Using Underground Cables

The most appropriate way to minimise fire-risk and the damage to critical infrastructure would be using underground cables.  The Victorian Bushfires Royal Commission (post 2009) determined that electricity infrastructure was responsible for causing a significant number of serious bushfires.

Subsequently, the Victorian Government contributed $750 million to the Powerline Bushfire Safety Program to those areas in highest risk. Significant coordinated planning by (CFA, DELWP, FFMVic, infrastructure owners and other agencies) is now ongoing with activities underway to minimise the risk of bushfires from electrical infrastructure. With this knowledge in mind, it would be psychologically distressing to see such high-risk infrastructure forever in view, as a constant reminder of the fire risks, now significantly increased.

So far, AusNet and the AEMO have pushed the benefits of an overhead High Voltage Alternating Current (HVAC) solution, while they have dismissed other options like High Voltage Direct Current and undergrounding on the basis of technical feasibility, cost, and by saying that undergrounding is worse than overhead for the environment.

These generalisations are wrong, and they are misleading.

Case Study – Murraylink

The Murraylink interconnector is an Australian underground transmission project which is both technically and economically feasible. It ships power efficiently underground for 177 km between Redcliffs, Vic, and Berri in SA.

And in fact, this underground High Voltage DC cable won an Environmental Excellence award in 2002 for best practice and innovation in environmental management. It did not damage the environment as AusNet suggests. I have spoken with the project engineer for Murraylink and he told me that while there was initial ground disturbance to bury the cable, in the whole 177km they only removed one tree!

The Murraylink design used existing rights of way along roadsides to minimise the environmental impact, and only required an easement of 6m wide, not 60 – 100m for overhead. It used horizontal direct drilling to get the cable under sensitive heritage sites and environmentally significant areas, and roadways, rather than digging through them. It even drilled under the Murray River.

Marinus Link

Image: Marinus Link

Case Study – Marinus Link

To provide another example, the Marinus Link is a new project being proposed by AEMO for a second transmission link from Victoria to Tasmania. This is being proposed as an undersea High Voltage DC cable.

This is understandable, because you can’t use towers to get to Tasmania, but what is significant for us here in Moorabool is that the Victorian portion of the project, which is 90 km in total in Gippsland, from the beach to Hazelwood, is going to be an underground High Voltage DC cable.

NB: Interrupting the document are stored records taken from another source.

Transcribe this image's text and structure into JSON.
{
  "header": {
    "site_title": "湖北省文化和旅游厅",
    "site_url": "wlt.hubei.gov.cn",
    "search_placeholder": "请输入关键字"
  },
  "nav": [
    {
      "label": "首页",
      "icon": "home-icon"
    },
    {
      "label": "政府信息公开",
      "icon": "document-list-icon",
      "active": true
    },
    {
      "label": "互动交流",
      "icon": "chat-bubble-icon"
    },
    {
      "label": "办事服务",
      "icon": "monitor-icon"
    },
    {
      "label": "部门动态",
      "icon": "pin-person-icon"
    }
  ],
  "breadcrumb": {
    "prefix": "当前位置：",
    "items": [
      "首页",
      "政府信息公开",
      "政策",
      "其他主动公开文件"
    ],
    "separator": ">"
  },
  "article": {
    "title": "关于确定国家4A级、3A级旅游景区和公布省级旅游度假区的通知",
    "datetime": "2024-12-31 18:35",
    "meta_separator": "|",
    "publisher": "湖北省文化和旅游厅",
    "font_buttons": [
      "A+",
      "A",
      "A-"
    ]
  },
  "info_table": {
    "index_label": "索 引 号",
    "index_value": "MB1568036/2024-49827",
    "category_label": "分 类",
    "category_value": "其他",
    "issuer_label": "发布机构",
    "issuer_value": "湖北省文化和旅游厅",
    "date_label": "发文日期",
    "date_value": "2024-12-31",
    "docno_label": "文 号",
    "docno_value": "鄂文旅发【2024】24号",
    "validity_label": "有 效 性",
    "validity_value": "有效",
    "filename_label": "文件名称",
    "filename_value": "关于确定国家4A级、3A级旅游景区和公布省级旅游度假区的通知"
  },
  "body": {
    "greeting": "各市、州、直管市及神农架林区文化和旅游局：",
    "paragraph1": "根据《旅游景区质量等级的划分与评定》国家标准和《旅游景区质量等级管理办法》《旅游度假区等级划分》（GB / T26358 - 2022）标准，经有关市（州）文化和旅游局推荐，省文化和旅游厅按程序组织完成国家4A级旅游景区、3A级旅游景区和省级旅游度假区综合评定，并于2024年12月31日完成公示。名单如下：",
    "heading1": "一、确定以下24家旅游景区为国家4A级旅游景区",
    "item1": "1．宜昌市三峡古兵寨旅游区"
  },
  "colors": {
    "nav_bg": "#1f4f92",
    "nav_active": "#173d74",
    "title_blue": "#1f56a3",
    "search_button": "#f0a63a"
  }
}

For the Marinus Link, which is only 230 kms from here, on the other side of Melbourne, the business case determined it would be more cost effective and technically feasible to continue with DC and to put it underground, rather than going overhead.

Share this post


We need to tell the politicians in Spring Street and Canberra to Stop AusNet’s Towers.

Here’s how you can help


Stop Ausnet’s Towers is a self-funded, grass roots community campaign. AusNet is a foreign-owned, multi-billion dollar corporate business. We need your support.

Donate Now
Stop Ausnets Towers


Stop AusNet’s Towers is demanding better consultation and a genuine process to consider alternatives.

The Moorabool Central Highlands Power Alliance comprises landowners, residents and community group concerned about the impacts of this project on our lives, land, environment, community and future generations

Learn more